Every record below is to be copied exactly, with its images omitted.

Data items:

----------

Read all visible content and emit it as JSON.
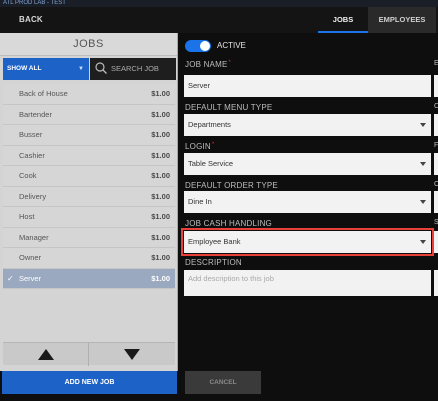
{
  "app": {
    "title": "ATL PROD LAB - TEST"
  },
  "topbar": {
    "back_label": "BACK",
    "tabs": [
      {
        "label": "JOBS",
        "active": true
      },
      {
        "label": "EMPLOYEES",
        "active": false
      }
    ]
  },
  "sidebar": {
    "header": "JOBS",
    "filter_label": "SHOW ALL",
    "search_placeholder": "SEARCH JOB",
    "jobs": [
      {
        "name": "Back of House",
        "price": "$1.00",
        "selected": false
      },
      {
        "name": "Bartender",
        "price": "$1.00",
        "selected": false
      },
      {
        "name": "Busser",
        "price": "$1.00",
        "selected": false
      },
      {
        "name": "Cashier",
        "price": "$1.00",
        "selected": false
      },
      {
        "name": "Cook",
        "price": "$1.00",
        "selected": false
      },
      {
        "name": "Delivery",
        "price": "$1.00",
        "selected": false
      },
      {
        "name": "Host",
        "price": "$1.00",
        "selected": false
      },
      {
        "name": "Manager",
        "price": "$1.00",
        "selected": false
      },
      {
        "name": "Owner",
        "price": "$1.00",
        "selected": false
      },
      {
        "name": "Server",
        "price": "$1.00",
        "selected": true
      }
    ],
    "add_button": "ADD NEW JOB"
  },
  "form": {
    "active_label": "ACTIVE",
    "active": true,
    "job_name_label": "JOB NAME",
    "job_name_value": "Server",
    "menu_type_label": "DEFAULT MENU TYPE",
    "menu_type_value": "Departments",
    "login_label": "LOGIN",
    "login_value": "Table Service",
    "order_type_label": "DEFAULT ORDER TYPE",
    "order_type_value": "Dine In",
    "cash_handling_label": "JOB CASH HANDLING",
    "cash_handling_value": "Employee Bank",
    "description_label": "DESCRIPTION",
    "description_placeholder": "Add description to this job",
    "cancel_label": "CANCEL"
  },
  "edge_column": {
    "labels": [
      "E",
      "C",
      "F",
      "C",
      "S"
    ]
  },
  "colors": {
    "accent": "#1a73e8",
    "button_blue": "#1d63c7",
    "highlight": "#e8413a",
    "selected_row": "#9aa9c0"
  }
}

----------

**FINAL ANSWER**
Read all visible content and emit it as JSON.
{
  "app": {
    "title": "ATL PROD LAB - TEST"
  },
  "topbar": {
    "back_label": "BACK",
    "tabs": [
      {
        "label": "JOBS",
        "active": true
      },
      {
        "label": "EMPLOYEES",
        "active": false
      }
    ]
  },
  "sidebar": {
    "header": "JOBS",
    "filter_label": "SHOW ALL",
    "search_placeholder": "SEARCH JOB",
    "jobs": [
      {
        "name": "Back of House",
        "price": "$1.00",
        "selected": false
      },
      {
        "name": "Bartender",
        "price": "$1.00",
        "selected": false
      },
      {
        "name": "Busser",
        "price": "$1.00",
        "selected": false
      },
      {
        "name": "Cashier",
        "price": "$1.00",
        "selected": false
      },
      {
        "name": "Cook",
        "price": "$1.00",
        "selected": false
      },
      {
        "name": "Delivery",
        "price": "$1.00",
        "selected": false
      },
      {
        "name": "Host",
        "price": "$1.00",
        "selected": false
      },
      {
        "name": "Manager",
        "price": "$1.00",
        "selected": false
      },
      {
        "name": "Owner",
        "price": "$1.00",
        "selected": false
      },
      {
        "name": "Server",
        "price": "$1.00",
        "selected": true
      }
    ],
    "add_button": "ADD NEW JOB"
  },
  "form": {
    "active_label": "ACTIVE",
    "active": true,
    "job_name_label": "JOB NAME",
    "job_name_value": "Server",
    "menu_type_label": "DEFAULT MENU TYPE",
    "menu_type_value": "Departments",
    "login_label": "LOGIN",
    "login_value": "Table Service",
    "order_type_label": "DEFAULT ORDER TYPE",
    "order_type_value": "Dine In",
    "cash_handling_label": "JOB CASH HANDLING",
    "cash_handling_value": "Employee Bank",
    "description_label": "DESCRIPTION",
    "description_placeholder": "Add description to this job",
    "cancel_label": "CANCEL"
  },
  "edge_column": {
    "labels": [
      "E",
      "C",
      "F",
      "C",
      "S"
    ]
  },
  "colors": {
    "accent": "#1a73e8",
    "button_blue": "#1d63c7",
    "highlight": "#e8413a",
    "selected_row": "#9aa9c0"
  }
}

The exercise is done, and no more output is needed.